Noelle's first miscarriage occurred in 2010, shortly after she met her future husband, Andy - a native of Armagh. After nine weeks her worst fears were confirmed when her baby's heart stopped. Emotionally, it set Noelle and Andy back, but in 2012 - on the day she was to be married - she discovered she was five weeks pregnant. That summer, baby Ashleigh sadly died after 31 weeks, delivered four days after the devastating scan that showed she had died.

Nine months after losing her second child, Noelle was pregnant and again she and Andy dared to dream. At 35 weeks Noelle was rushed to hospital with labour pains and Noelle's hopes faded. Baby Isabella was born in February 2014 by an emergency cesarean but was rushed to the Rotunda Hospital where she was diagnosed with Neonatal Alloimmune Thrombocytopenia (NAIT). For four weeks her brave little girl stayed in hospital prior to coming home where she died in the arms of her mom on July 26, 2014.

"I just always felt I was going to miscarry in 2010. I had that intuition in me. Then when it came to Ashleigh, I remember doing up to the nursery and telling myself that 'I wasn't going to take this baby home'. Even when I had Isabella I felt that I wasn't going to be able to keep her. I've said this to my family and I don't shy away from things but I always felt something was wrong," Noelle explained.

Noelle had numerous assessments in the fetal unit and stressed each time her baby's movements didn't feel right. They scanned her and once a heartbeat was detected she was expected to go home in the knowledge that everything was fine. This is something Noelle now wants expectant mothers to be aware of.

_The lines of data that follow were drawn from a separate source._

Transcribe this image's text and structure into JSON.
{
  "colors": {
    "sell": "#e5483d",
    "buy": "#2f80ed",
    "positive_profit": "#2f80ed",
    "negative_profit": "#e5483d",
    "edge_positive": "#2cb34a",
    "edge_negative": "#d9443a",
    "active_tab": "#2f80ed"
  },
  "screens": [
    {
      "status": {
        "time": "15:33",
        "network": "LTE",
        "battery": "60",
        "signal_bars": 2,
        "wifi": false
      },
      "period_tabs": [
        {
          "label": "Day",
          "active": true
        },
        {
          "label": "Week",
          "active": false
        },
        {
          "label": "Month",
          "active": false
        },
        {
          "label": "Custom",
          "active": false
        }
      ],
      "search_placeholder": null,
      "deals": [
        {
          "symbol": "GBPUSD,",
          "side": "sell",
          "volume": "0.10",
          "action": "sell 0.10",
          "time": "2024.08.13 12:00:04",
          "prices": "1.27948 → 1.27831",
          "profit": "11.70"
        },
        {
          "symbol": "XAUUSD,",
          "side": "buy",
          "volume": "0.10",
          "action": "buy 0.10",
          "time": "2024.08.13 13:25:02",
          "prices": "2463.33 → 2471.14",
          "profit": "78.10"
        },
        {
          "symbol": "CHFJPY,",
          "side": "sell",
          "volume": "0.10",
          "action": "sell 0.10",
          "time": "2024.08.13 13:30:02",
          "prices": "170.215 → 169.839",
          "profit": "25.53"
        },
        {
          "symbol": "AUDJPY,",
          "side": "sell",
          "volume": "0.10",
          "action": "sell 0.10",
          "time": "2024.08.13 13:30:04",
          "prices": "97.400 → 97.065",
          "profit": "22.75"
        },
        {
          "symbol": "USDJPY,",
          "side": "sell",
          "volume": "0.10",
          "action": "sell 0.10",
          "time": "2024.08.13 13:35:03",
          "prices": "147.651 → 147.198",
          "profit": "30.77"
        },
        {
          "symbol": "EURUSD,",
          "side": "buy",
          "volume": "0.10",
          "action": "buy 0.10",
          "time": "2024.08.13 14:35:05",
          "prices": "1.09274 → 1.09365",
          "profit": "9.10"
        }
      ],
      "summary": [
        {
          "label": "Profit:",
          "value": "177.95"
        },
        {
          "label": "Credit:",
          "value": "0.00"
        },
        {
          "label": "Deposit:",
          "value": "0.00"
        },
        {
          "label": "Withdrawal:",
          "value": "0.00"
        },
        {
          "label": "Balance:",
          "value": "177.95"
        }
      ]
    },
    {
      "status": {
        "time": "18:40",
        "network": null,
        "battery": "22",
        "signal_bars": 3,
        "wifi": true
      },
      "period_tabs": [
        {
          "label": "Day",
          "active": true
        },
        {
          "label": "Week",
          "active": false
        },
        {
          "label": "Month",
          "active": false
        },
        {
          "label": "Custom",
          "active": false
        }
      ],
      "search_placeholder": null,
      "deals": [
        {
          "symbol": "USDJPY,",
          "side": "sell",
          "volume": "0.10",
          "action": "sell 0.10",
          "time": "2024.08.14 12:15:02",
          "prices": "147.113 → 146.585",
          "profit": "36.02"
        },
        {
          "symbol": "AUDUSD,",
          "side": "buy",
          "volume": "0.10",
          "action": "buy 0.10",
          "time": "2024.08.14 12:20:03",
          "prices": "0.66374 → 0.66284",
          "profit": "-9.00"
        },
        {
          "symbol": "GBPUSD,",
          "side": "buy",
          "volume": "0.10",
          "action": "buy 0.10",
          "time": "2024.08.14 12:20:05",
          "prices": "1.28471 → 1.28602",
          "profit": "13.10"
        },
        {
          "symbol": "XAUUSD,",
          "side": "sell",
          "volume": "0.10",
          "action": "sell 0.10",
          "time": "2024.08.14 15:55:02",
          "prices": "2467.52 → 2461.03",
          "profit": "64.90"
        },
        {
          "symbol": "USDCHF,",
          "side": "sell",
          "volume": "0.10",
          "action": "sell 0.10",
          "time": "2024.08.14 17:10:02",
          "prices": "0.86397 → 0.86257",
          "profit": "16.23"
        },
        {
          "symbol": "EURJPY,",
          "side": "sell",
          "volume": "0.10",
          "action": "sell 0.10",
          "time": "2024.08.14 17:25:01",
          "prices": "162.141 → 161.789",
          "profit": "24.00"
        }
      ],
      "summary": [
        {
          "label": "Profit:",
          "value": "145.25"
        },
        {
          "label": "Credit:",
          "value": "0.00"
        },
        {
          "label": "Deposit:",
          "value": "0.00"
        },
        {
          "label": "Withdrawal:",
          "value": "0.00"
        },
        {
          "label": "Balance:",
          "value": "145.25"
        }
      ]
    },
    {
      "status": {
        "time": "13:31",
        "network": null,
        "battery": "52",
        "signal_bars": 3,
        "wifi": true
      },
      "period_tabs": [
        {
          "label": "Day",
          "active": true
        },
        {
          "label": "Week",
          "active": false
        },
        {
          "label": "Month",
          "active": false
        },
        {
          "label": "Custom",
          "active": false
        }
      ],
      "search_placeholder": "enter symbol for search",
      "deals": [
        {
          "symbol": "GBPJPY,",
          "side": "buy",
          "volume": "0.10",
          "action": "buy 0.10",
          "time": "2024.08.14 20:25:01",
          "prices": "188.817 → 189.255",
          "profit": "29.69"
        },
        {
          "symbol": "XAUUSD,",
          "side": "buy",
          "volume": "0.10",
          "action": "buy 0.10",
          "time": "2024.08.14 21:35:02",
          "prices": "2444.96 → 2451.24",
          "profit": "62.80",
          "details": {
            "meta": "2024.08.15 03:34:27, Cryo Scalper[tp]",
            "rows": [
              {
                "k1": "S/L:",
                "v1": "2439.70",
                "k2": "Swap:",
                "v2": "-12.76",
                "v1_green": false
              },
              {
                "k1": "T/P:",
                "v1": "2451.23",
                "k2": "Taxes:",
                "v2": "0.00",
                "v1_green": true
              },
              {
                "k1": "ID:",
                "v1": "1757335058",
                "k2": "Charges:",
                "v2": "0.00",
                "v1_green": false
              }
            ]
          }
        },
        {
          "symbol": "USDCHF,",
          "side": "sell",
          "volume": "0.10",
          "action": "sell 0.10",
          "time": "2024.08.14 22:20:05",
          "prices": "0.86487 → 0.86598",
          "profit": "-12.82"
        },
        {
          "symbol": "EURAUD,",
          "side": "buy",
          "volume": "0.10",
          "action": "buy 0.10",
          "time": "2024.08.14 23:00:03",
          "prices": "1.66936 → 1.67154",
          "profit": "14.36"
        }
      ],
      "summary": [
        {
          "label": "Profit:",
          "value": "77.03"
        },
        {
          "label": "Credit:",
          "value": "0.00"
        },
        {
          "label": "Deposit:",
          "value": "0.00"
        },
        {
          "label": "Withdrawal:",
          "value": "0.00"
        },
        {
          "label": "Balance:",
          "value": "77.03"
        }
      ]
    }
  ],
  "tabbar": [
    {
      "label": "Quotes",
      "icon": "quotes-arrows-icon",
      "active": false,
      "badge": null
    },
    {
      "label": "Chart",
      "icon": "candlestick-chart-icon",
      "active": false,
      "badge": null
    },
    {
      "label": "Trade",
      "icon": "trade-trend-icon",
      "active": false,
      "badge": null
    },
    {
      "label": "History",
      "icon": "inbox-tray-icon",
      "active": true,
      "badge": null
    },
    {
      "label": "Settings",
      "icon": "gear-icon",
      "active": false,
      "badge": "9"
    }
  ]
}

"Once they saw a heartbeat I was expected to be assured all was okay. But I know now when you have a scan and it shows a heartbeat it means your baby is alive, not necessarily healthy. People need to know this. While pregnant with Isabella I was observed a little bit closer. She was born at 35 weeks but I was scanned at 33 weeks and I now know my daughter had a massive hemorrhage in her brain and her head size increased. This wasn't picked up."

Understandably, Noelle has struggled to cope since the loss of her babies. It's a pain she and Andy have learned to accept, but know it will never fade. Noelle admits to days when she wants to stay behind closed doors and to feeling suicidal because of panic attacks and grief.

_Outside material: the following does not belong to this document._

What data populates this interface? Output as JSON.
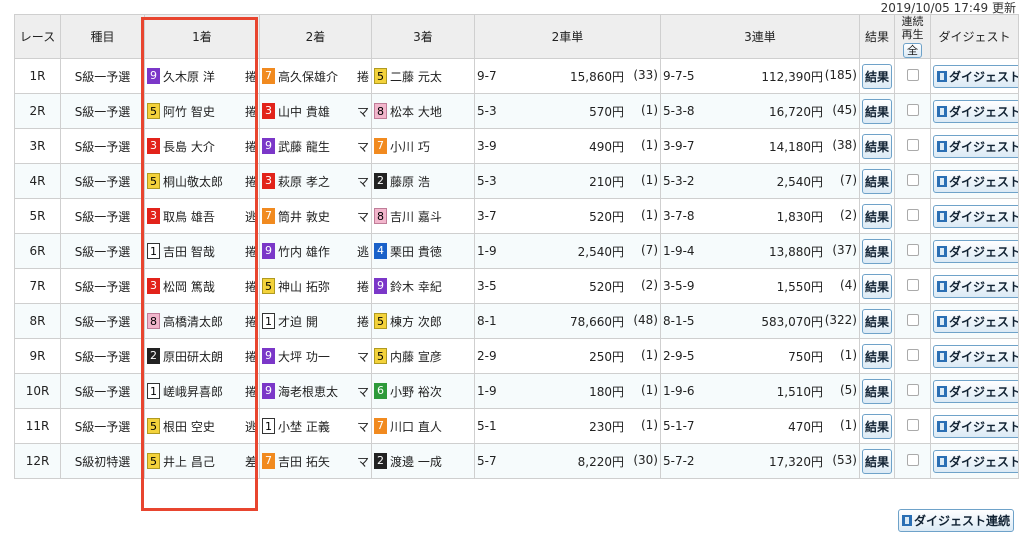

"People say to me 'you're so brave' but every day is struggle. I have to keep going for my son and my husband. I have no other choice but to get on with it. When we brought Isabella home it was an emotional struggle, but I had to do it as she is my baby. My son Michael is my miracle and he is such a great child. I think with everything he's been through, by my side, has made him more sensitive and caring. He appreciates life. Andy's escape is the golf course and he tries to be strong for us both, but he's heartbroken and has his bad days too."

Following her ordeal, Noelle contacted a British organisation called 'Naitbabies' who gave her huge support. Through Naitbabies, Noelle learned about the condition she believes has caused her to lose her three babies, even though Isabella was the only one diagnosed with NAIT. Noelle said women have already been in touch since telling her story as they also believe they may have lost babies to NAIT.

"I knew nothing of NAIT and I wasn't diagnosed until after my fourth child. Surely I'm not the only women in Kerry or Ireland who has lost children to this condition. I was diagnosed too late and my message is not to wait until you've buried a child. It's a very simple blood test of the mom and dad. Even for couples thinking of starting a family should request the blood test. The organisation NAIT is now fighting for this screening. It's very rare but that's no reason not to take precautions as I feel my children died needlessly."